Customer Experience lessons from Kickstarter.
Crowdfunding has really taken off in the last 3-4 years. It has generated over $17.2 billion in North America alone in the year 2019. It was provided small businesses and entrepreneurs a new avenue to reach investors and funds previously unavailable. It represents another avenue where digital technologies have democratized the economy – making funds and investors available to anyone, simpler and easier.
From experience backing multiple projects on platforms like Kickstarter and Indiegogo, I’ve discovered some basic lessons that makes a difference between a good project and a poor one. Of course, crowdfunding essentially carries a risk where a product itself may not make it to market and investors all lose out. This is not about the risk but about how creators or project owners can create a better experience for their investors (or backers).
Communicate Fast and Early
Once you have put in some of your own money into a project, there is a sense of ownership. This applies to any organization essentially – you know have become a customer, whether or not you have received the product or service. First thing all backers (individuals who have invested in a crowdfund project) all want is information. Successful projects often communicate regularly and quickly. This also happens when things go well or when things go wrong. Keeping silent here results in a poor experience for backers. I realize that projects that do that result in my feeling more positive.
You will see that in many projects, backers end up calling for news so many creators are failing this crucial step. Understandably, majority of projects are created by entrepreneurs or small teams so they may be overly stretched in terms of doing so many things trying to get the projects off the ground. That said, it is equally important to also ensure communications to backers are of priority in order to have a good experience for backers. It still applies, in fact more so in crowdfunding that word of mouth marketing is a key advantage!
When things go wrong or delayed, backers will be invariably upset. For any invention or creation – whether product or service, there will be the invariable bump in the road. When that happens, backers get upset. Also, with backers, the understanding of how crowdfunding works varies. For experienced backers, they may understand that the investments are part of bringing the product or service to life along with the associated risks compared to buying pre-made product off the shelf. Newer backers don’t have this understanding generally so the volume of inquiries or complains when things go off-track is much higher than a typical retailer or vendor.

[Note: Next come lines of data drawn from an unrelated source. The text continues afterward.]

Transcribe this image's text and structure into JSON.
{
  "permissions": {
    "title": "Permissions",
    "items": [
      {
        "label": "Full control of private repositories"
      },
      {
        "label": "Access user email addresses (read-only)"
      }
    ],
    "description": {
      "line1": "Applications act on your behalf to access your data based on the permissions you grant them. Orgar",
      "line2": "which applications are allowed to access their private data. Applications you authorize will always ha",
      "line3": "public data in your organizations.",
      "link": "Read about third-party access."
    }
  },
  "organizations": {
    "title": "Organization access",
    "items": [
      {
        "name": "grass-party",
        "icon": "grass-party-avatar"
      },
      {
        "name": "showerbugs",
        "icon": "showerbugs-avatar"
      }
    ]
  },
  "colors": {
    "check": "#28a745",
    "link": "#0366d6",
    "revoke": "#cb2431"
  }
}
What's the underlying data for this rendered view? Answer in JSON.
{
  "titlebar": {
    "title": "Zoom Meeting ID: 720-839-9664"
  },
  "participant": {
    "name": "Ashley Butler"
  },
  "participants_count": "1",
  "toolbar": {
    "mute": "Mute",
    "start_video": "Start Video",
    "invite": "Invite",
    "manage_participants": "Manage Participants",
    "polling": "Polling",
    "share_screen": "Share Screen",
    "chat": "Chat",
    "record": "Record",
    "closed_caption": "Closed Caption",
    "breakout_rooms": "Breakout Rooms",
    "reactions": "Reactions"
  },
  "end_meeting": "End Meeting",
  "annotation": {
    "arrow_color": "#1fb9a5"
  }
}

Therefore, being responsive goes a long way in smoothing out the bumpy customer experience when crowdfunding. At some point, this may be overwhelming to the small team behind the project and quite likely, it is something generally overlooked when the excitement of bringing a new idea to market. That’s why I do recommend that CX needs to be integral to any business strategy. If most projects take this into consideration, quite likely they may need additional help. I believer that factoring in resources for customer service may improve a project’s success rate.
Things go wrong all the time. I’ve written here before about how service recovery can be greater that delivering great service. The risks of crowdfunding is clearly much higher than buying a product on amazon.com or Alibaba. Most common occurrence is that delays happen because there are many unforeseen issues that impact time to market. While creators usually factor buffer time, it usually is more optimistic than reality. Afterall, you need to balance “marketing” needs and production needs. The saying is that to under promise and over deliver but in this case, if a project has a long delivery time, it may not attract backers. Backers obviously have invested some money in the project so they do expect some honesty when things get delayed or wrong. Misleading backers will not only damage the customer experience but also the brand in the long run.
I have backed about a dozen projects on the two large crowdfunding platforms – Kickstarter and Indiegogo. One product failed completely to materialize. Overall, I realized the projects I share with friends or family or even promote are those projects where they’ve done the three things above well and consistently. Don’t forget that during the rush to create your latest idea, all of those behind you, backing you need and have the right to know how things are going. Keep creating!